▶ _Required action_
Return, from the material below, each line in which "description" occurs.

▶ _Available records_
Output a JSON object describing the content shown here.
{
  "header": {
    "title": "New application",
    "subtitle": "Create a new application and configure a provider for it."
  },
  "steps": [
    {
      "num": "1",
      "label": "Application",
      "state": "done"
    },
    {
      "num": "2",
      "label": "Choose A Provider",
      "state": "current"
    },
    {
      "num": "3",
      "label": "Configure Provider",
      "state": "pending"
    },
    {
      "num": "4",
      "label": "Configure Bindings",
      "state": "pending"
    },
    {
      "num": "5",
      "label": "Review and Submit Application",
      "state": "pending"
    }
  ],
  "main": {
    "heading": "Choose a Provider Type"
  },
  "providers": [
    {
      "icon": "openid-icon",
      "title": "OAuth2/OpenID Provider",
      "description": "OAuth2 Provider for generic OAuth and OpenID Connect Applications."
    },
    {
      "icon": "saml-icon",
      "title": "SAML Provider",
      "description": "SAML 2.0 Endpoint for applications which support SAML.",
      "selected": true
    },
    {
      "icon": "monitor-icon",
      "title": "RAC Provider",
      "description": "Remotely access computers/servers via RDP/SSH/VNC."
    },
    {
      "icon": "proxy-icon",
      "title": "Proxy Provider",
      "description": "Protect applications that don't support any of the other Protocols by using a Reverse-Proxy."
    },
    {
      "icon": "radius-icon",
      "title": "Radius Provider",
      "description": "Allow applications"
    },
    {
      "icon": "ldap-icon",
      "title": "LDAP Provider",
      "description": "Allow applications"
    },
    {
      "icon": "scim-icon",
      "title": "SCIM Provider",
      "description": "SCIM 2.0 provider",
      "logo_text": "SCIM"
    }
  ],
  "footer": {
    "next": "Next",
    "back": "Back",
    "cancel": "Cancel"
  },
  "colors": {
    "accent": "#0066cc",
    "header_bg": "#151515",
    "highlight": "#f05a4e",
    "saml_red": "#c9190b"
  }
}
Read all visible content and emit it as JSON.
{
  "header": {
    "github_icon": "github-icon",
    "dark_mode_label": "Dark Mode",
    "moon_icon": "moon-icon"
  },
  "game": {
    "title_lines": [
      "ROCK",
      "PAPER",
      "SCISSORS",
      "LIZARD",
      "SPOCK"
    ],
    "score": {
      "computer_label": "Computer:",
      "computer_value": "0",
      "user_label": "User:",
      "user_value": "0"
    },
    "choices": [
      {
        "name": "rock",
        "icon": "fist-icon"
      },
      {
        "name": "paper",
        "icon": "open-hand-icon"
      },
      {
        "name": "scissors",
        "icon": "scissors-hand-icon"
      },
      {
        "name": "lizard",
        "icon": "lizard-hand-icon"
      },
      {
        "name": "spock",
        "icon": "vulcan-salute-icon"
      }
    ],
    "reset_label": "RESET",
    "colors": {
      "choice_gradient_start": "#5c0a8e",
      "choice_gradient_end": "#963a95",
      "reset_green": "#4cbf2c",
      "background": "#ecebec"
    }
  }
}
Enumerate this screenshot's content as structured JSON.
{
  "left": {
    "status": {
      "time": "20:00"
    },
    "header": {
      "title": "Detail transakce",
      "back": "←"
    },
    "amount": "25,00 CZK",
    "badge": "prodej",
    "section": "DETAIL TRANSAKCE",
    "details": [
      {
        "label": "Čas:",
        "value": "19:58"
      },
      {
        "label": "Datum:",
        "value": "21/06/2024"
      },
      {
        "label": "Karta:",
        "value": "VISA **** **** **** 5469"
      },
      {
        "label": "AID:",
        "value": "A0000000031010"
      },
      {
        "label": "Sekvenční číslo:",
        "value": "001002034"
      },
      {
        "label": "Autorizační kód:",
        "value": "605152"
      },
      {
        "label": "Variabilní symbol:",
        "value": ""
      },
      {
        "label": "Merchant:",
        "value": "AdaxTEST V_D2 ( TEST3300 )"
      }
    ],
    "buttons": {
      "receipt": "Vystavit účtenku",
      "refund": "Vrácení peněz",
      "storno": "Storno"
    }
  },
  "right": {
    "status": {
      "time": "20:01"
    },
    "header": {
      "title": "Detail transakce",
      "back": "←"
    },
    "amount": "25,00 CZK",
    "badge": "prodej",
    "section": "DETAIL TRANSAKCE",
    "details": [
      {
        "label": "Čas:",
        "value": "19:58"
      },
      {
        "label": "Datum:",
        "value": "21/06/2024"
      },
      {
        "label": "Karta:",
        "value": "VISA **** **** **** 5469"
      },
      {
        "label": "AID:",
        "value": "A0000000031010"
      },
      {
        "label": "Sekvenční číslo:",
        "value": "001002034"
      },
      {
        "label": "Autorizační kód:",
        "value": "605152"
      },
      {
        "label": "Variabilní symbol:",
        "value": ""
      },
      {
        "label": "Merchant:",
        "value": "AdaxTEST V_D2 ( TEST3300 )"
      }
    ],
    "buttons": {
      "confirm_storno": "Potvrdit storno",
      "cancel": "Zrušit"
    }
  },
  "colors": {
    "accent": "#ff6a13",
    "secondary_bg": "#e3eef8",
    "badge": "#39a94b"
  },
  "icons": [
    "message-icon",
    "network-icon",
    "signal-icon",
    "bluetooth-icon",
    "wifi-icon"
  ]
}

▶ _Task output_
      "description": "OAuth2 Provider for generic OAuth and OpenID Connect Applications."
      "description": "SAML 2.0 Endpoint for applications which support SAML.",
      "description": "Remotely access computers/servers via RDP/SSH/VNC."
      "description": "Protect applications that don't support any of the other Protocols by using a Reverse-Proxy."
      "description": "Allow applications"
      "description": "Allow applications"
      "description": "SCIM 2.0 provider",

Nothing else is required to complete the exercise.